## [Problem statement]
In the entries that follow, find the word "JSON" and report each line it is on.

Element data from apps and pages:
---+---

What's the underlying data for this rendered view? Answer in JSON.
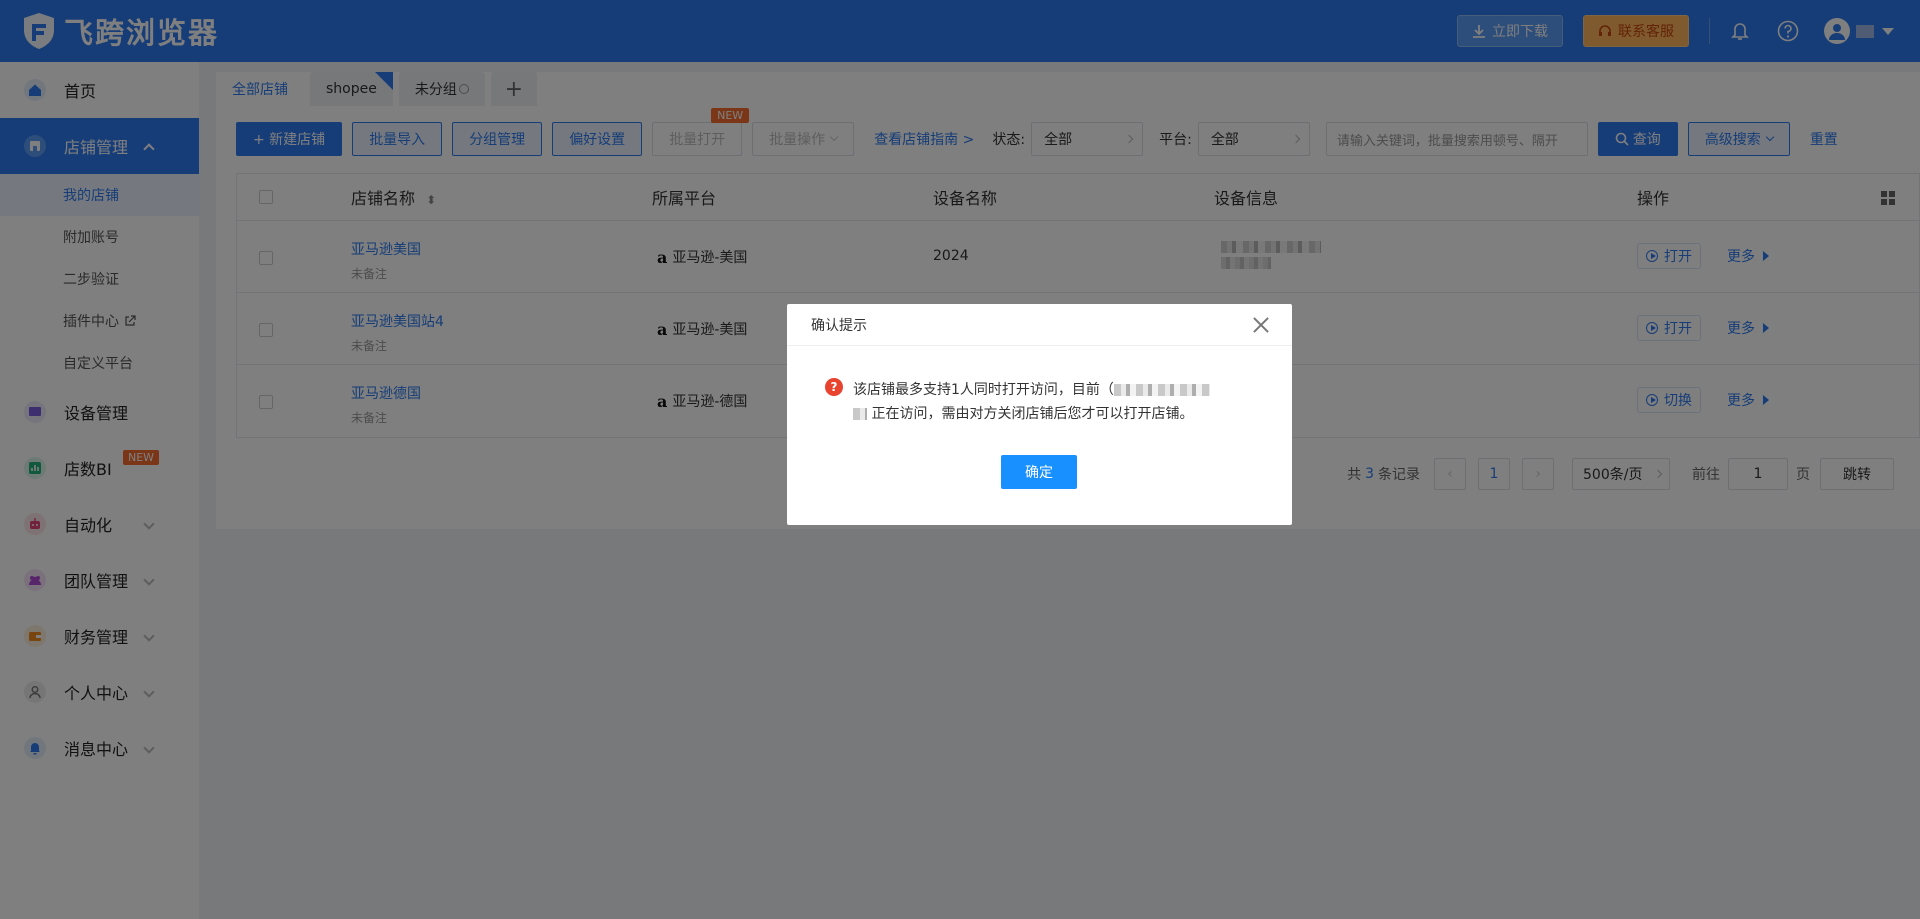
{
  "header": {
    "app_title": "飞跨浏览器",
    "download_label": "立即下载",
    "service_label": "联系客服"
  },
  "sidebar": {
    "items": [
      {
        "label": "首页"
      },
      {
        "label": "店铺管理"
      },
      {
        "label": "设备管理"
      },
      {
        "label": "店数BI",
        "badge": "NEW"
      },
      {
        "label": "自动化"
      },
      {
        "label": "团队管理"
      },
      {
        "label": "财务管理"
      },
      {
        "label": "个人中心"
      },
      {
        "label": "消息中心"
      }
    ],
    "sub_items": [
      {
        "label": "我的店铺"
      },
      {
        "label": "附加账号"
      },
      {
        "label": "二步验证"
      },
      {
        "label": "插件中心"
      },
      {
        "label": "自定义平台"
      }
    ]
  },
  "tabs": [
    {
      "label": "全部店铺"
    },
    {
      "label": "shopee"
    },
    {
      "label": "未分组"
    },
    {
      "label": "+"
    }
  ],
  "toolbar": {
    "new_shop": "+ 新建店铺",
    "batch_import": "批量导入",
    "group_manage": "分组管理",
    "preference": "偏好设置",
    "batch_open": "批量打开",
    "batch_open_badge": "NEW",
    "batch_ops": "批量操作",
    "guide_link": "查看店铺指南 >",
    "status_label": "状态:",
    "status_value": "全部",
    "platform_label": "平台:",
    "platform_value": "全部",
    "search_placeholder": "请输入关键词，批量搜索用顿号、隔开",
    "query": "查询",
    "advanced": "高级搜索",
    "reset": "重置"
  },
  "table": {
    "columns": [
      "店铺名称",
      "所属平台",
      "设备名称",
      "设备信息",
      "操作"
    ],
    "rows": [
      {
        "name": "亚马逊美国",
        "note": "未备注",
        "platform": "亚马逊-美国",
        "device": "2024",
        "action": "打开",
        "more": "更多"
      },
      {
        "name": "亚马逊美国站4",
        "note": "未备注",
        "platform": "亚马逊-美国",
        "device": "",
        "action": "打开",
        "more": "更多"
      },
      {
        "name": "亚马逊德国",
        "note": "未备注",
        "platform": "亚马逊-德国",
        "device": "",
        "action": "切换",
        "more": "更多"
      }
    ]
  },
  "pagination": {
    "total_prefix": "共",
    "total": "3",
    "total_suffix": "条记录",
    "current_page": "1",
    "page_size": "500条/页",
    "goto_label": "前往",
    "goto_value": "1",
    "page_label": "页",
    "jump": "跳转"
  },
  "modal": {
    "title": "确认提示",
    "message_part1": "该店铺最多支持1人同时打开访问，目前（",
    "message_part2": "正在访问，需由对方关闭店铺后您才可以打开店铺。",
    "ok_label": "确定"
  },
  "colors": {
    "primary": "#2d7bf0",
    "danger": "#e8432e",
    "badge": "#f56c2e"
  }
}
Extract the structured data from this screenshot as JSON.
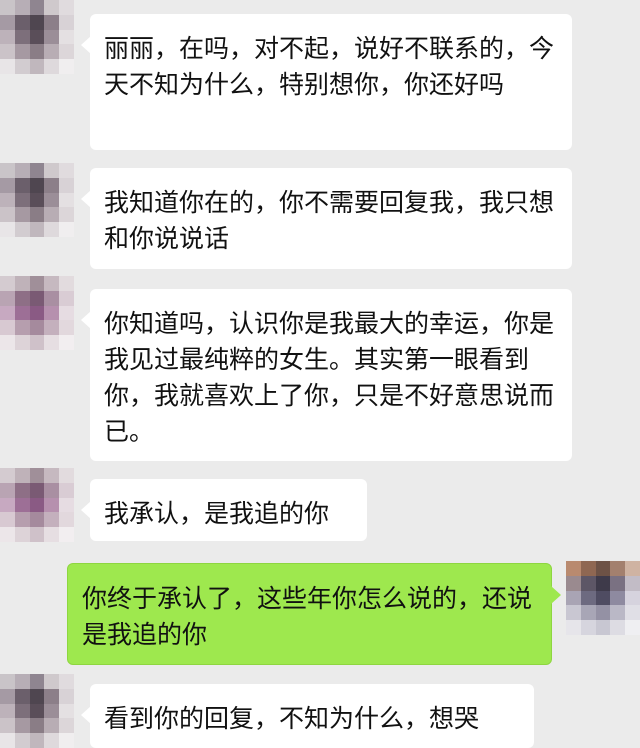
{
  "chat": {
    "messages": [
      {
        "sender": "contact",
        "text": "丽丽，在吗，对不起，说好不联系的，今天不知为什么，特别想你，你还好吗"
      },
      {
        "sender": "contact",
        "text": "我知道你在的，你不需要回复我，我只想和你说说话"
      },
      {
        "sender": "contact",
        "text": "你知道吗，认识你是我最大的幸运，你是我见过最纯粹的女生。其实第一眼看到你，我就喜欢上了你，只是不好意思说而已。"
      },
      {
        "sender": "contact",
        "text": "我承认，是我追的你"
      },
      {
        "sender": "self",
        "text": "你终于承认了，这些年你怎么说的，还说是我追的你"
      },
      {
        "sender": "contact",
        "text": "看到你的回复，不知为什么，想哭"
      }
    ]
  },
  "colors": {
    "background": "#ebebeb",
    "incoming_bubble": "#ffffff",
    "outgoing_bubble": "#9ee84e"
  },
  "icons": {
    "contact_avatar": "pixelated-avatar-icon",
    "self_avatar": "pixelated-avatar-icon"
  }
}
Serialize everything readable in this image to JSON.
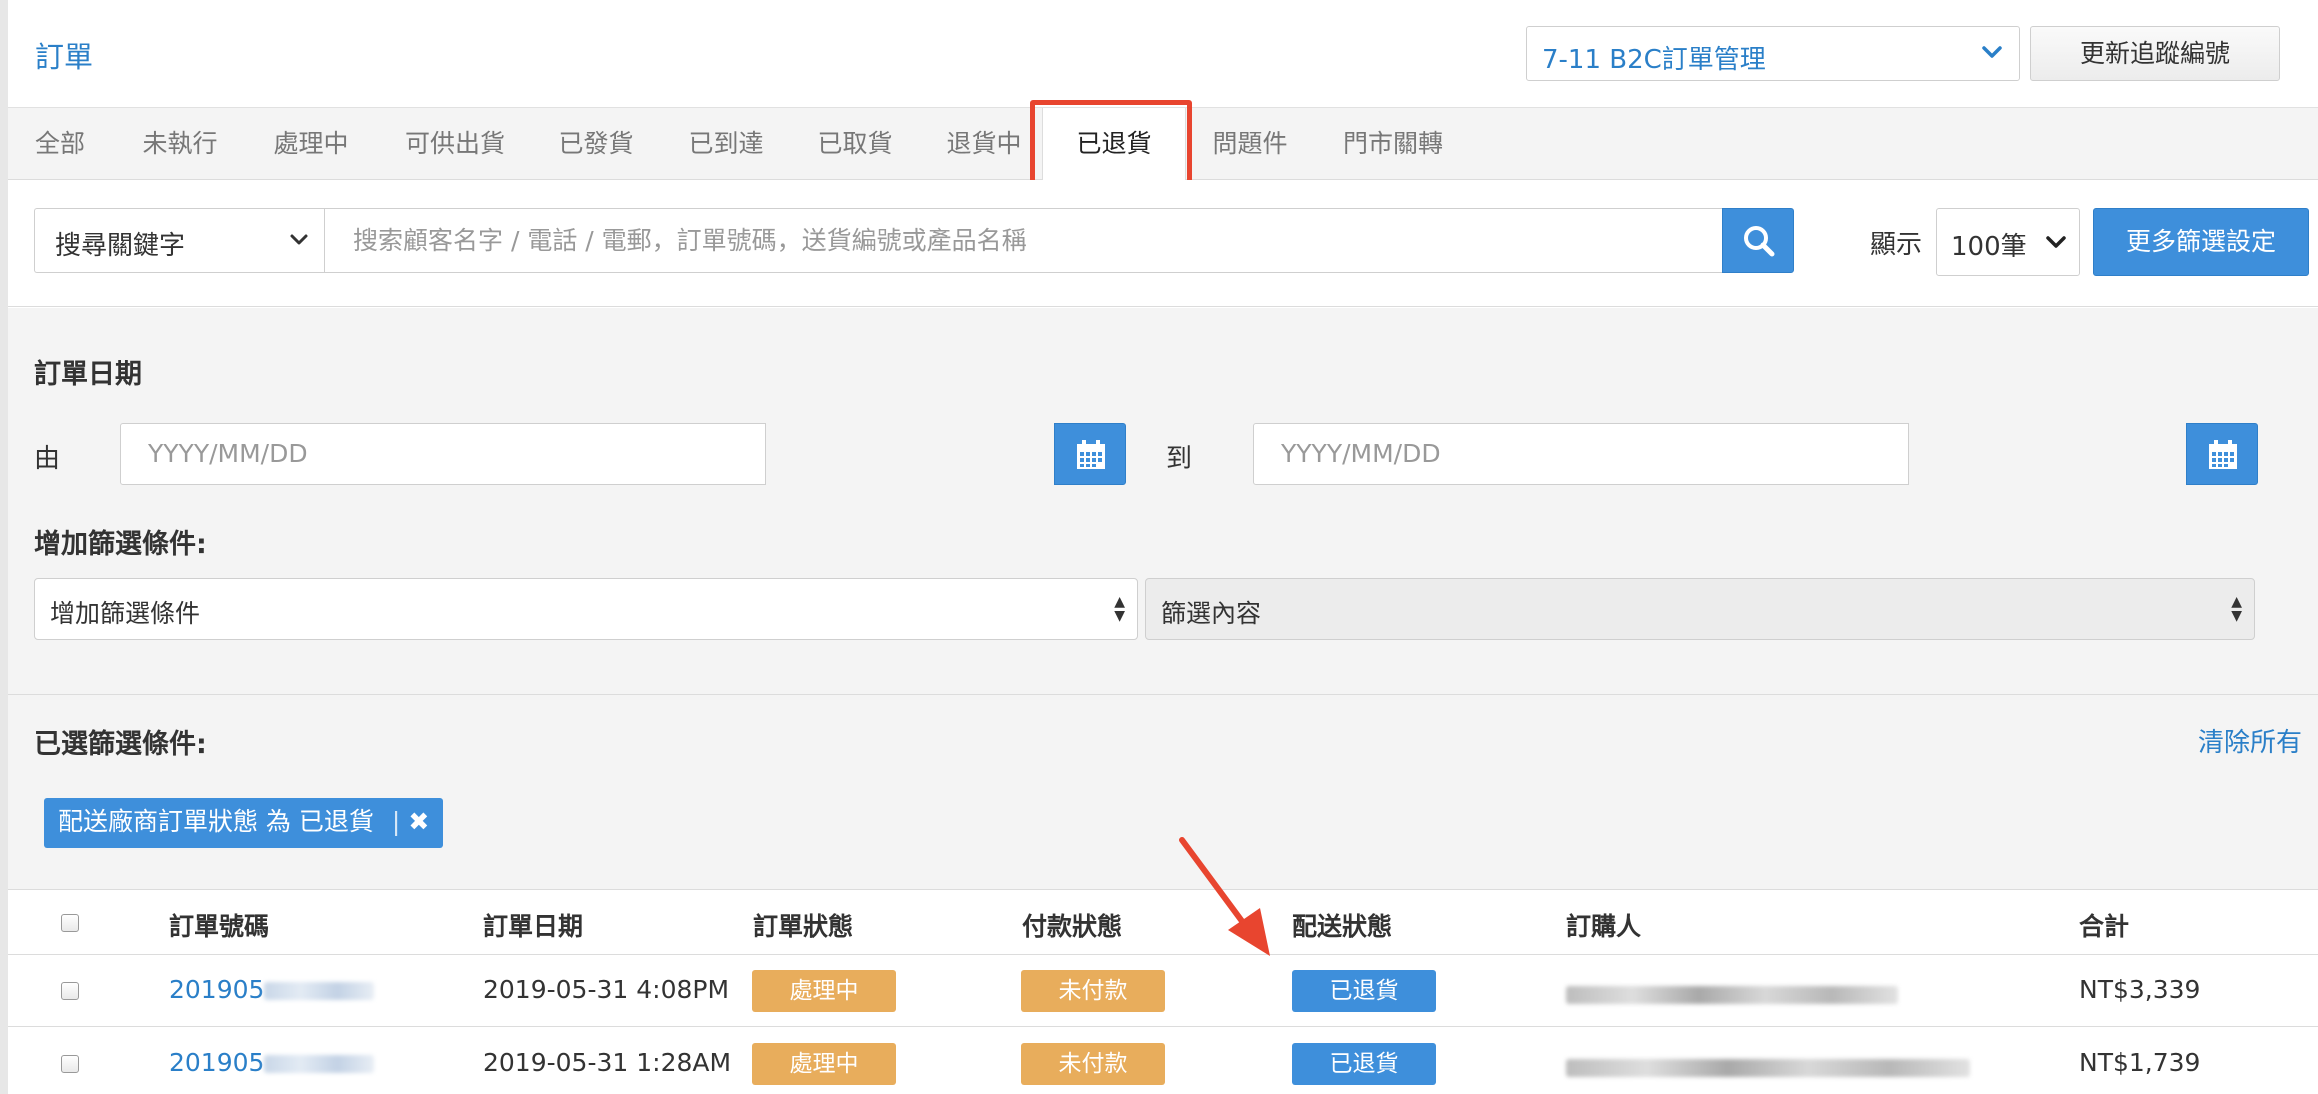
{
  "header": {
    "title": "訂單",
    "store_select": "7-11 B2C訂單管理",
    "update_tracking_button": "更新追蹤編號"
  },
  "tabs": [
    {
      "label": "全部"
    },
    {
      "label": "未執行"
    },
    {
      "label": "處理中"
    },
    {
      "label": "可供出貨"
    },
    {
      "label": "已發貨"
    },
    {
      "label": "已到達"
    },
    {
      "label": "已取貨"
    },
    {
      "label": "退貨中"
    },
    {
      "label": "已退貨"
    },
    {
      "label": "問題件"
    },
    {
      "label": "門市關轉"
    }
  ],
  "active_tab": "已退貨",
  "search": {
    "keyword_select": "搜尋關鍵字",
    "placeholder": "搜索顧客名字 / 電話 / 電郵，訂單號碼，送貨編號或產品名稱",
    "show_label": "顯示",
    "page_size": "100筆",
    "more_filters_button": "更多篩選設定"
  },
  "filters": {
    "order_date_title": "訂單日期",
    "from_label": "由",
    "to_label": "到",
    "date_placeholder": "YYYY/MM/DD",
    "add_condition_title": "增加篩選條件:",
    "add_condition_select": "增加篩選條件",
    "condition_content_select": "篩選內容",
    "selected_title": "已選篩選條件:",
    "clear_all": "清除所有",
    "chip_text": "配送廠商訂單狀態 為 已退貨",
    "chip_separator": "|",
    "chip_remove": "✖"
  },
  "table": {
    "columns": [
      "訂單號碼",
      "訂單日期",
      "訂單狀態",
      "付款狀態",
      "配送狀態",
      "訂購人",
      "合計"
    ],
    "rows": [
      {
        "order_no": "201905",
        "date": "2019-05-31 4:08PM",
        "order_status": "處理中",
        "payment_status": "未付款",
        "shipping_status": "已退貨",
        "total": "NT$3,339"
      },
      {
        "order_no": "201905",
        "date": "2019-05-31 1:28AM",
        "order_status": "處理中",
        "payment_status": "未付款",
        "shipping_status": "已退貨",
        "total": "NT$1,739"
      }
    ]
  },
  "icons": {
    "search": "search-icon",
    "calendar": "calendar-icon",
    "chevron": "chevron-down-icon"
  },
  "colors": {
    "accent": "#3e8fdb",
    "link": "#2a7fc8",
    "warning": "#e8ad5c",
    "highlight": "#e8452f"
  }
}
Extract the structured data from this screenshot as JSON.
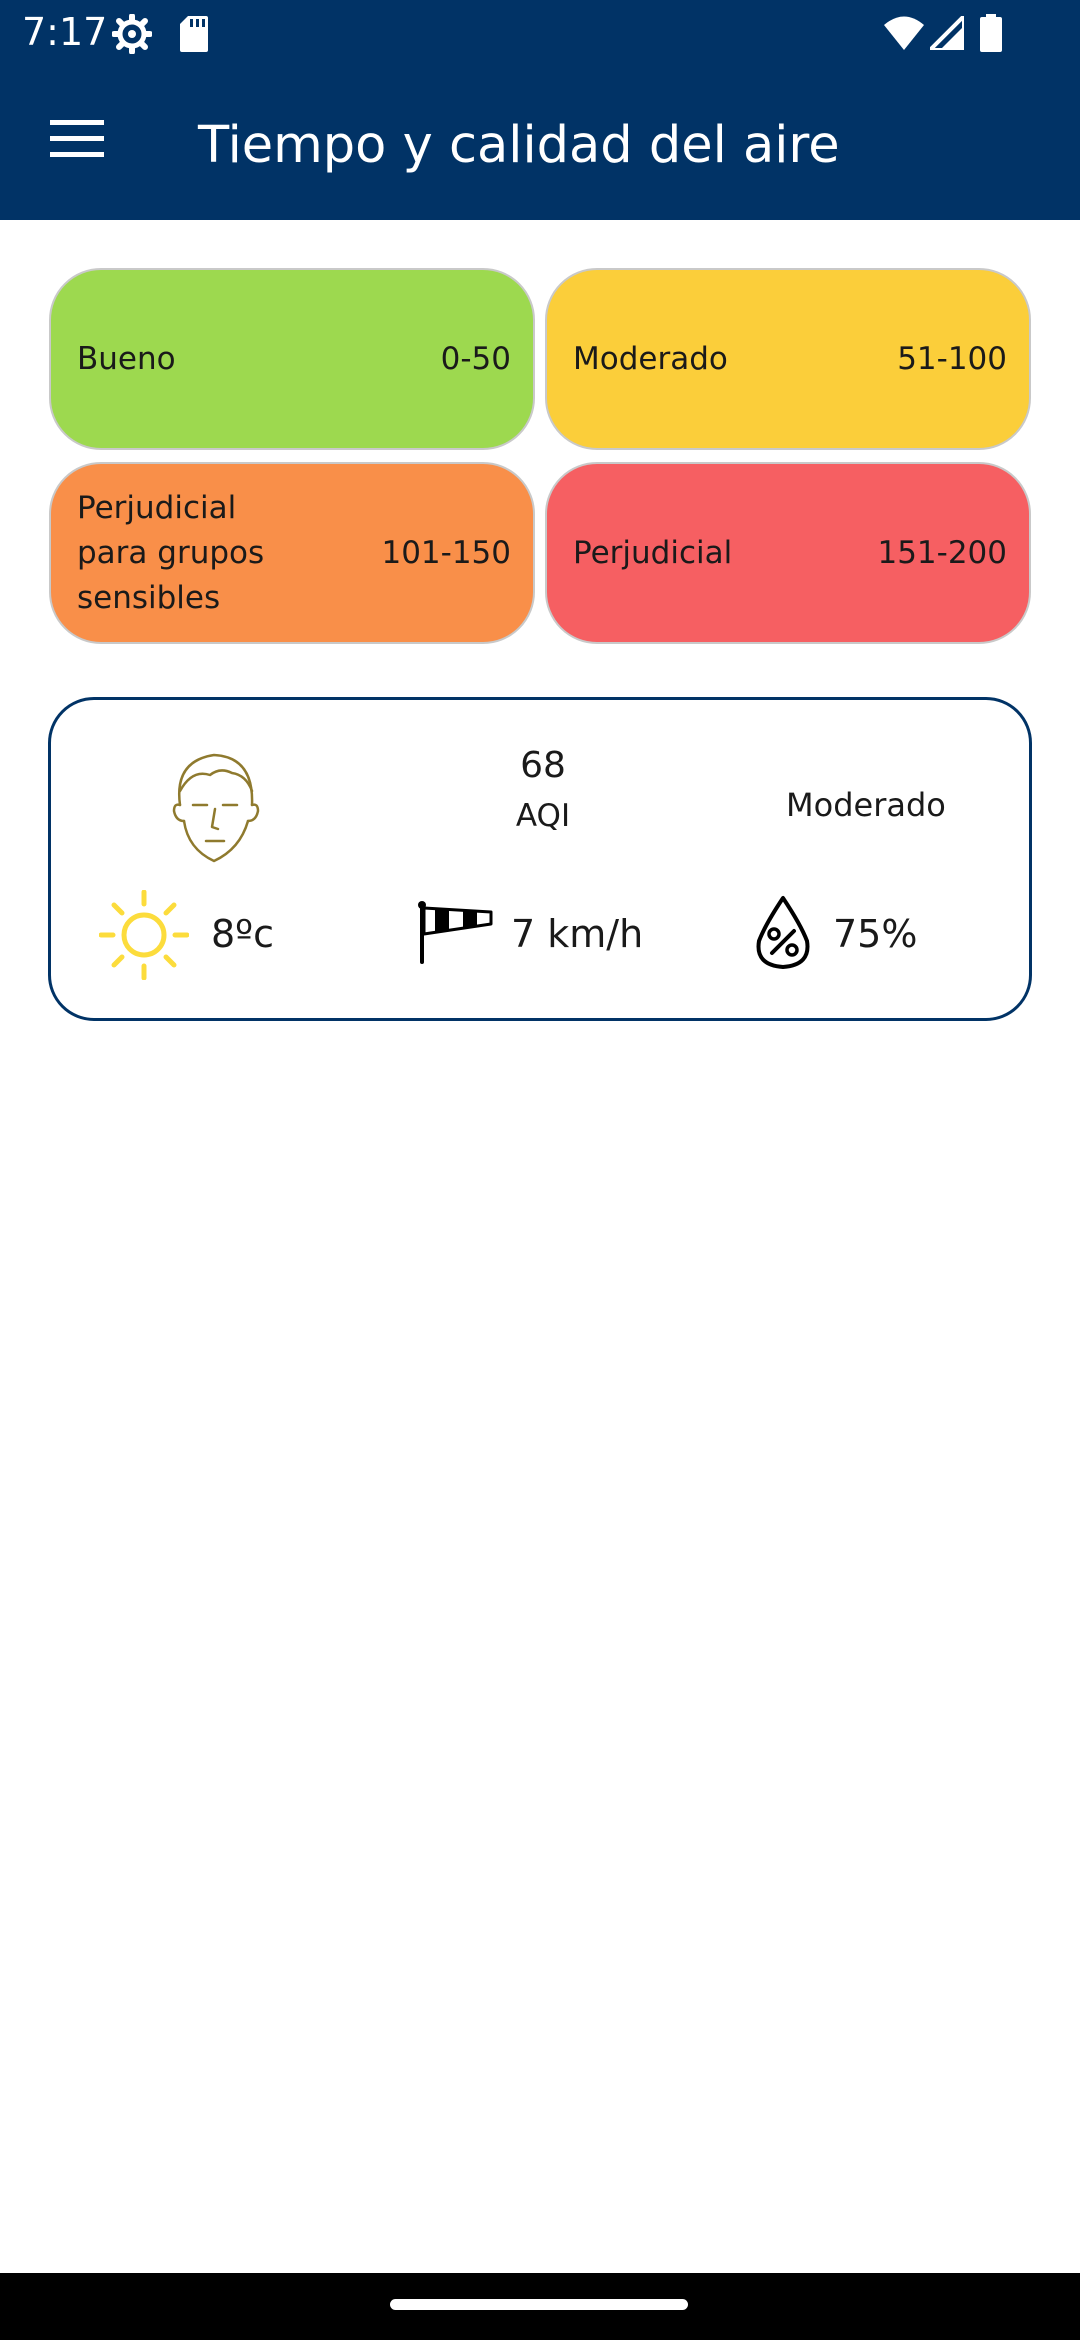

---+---

## [Result for this exercise]
What's the underlying data for this rendered view? Answer in JSON.
Extract the structured data from this screenshot as JSON.
Serialize everything readable in this image to JSON.
Extract the structured data from this screenshot as JSON.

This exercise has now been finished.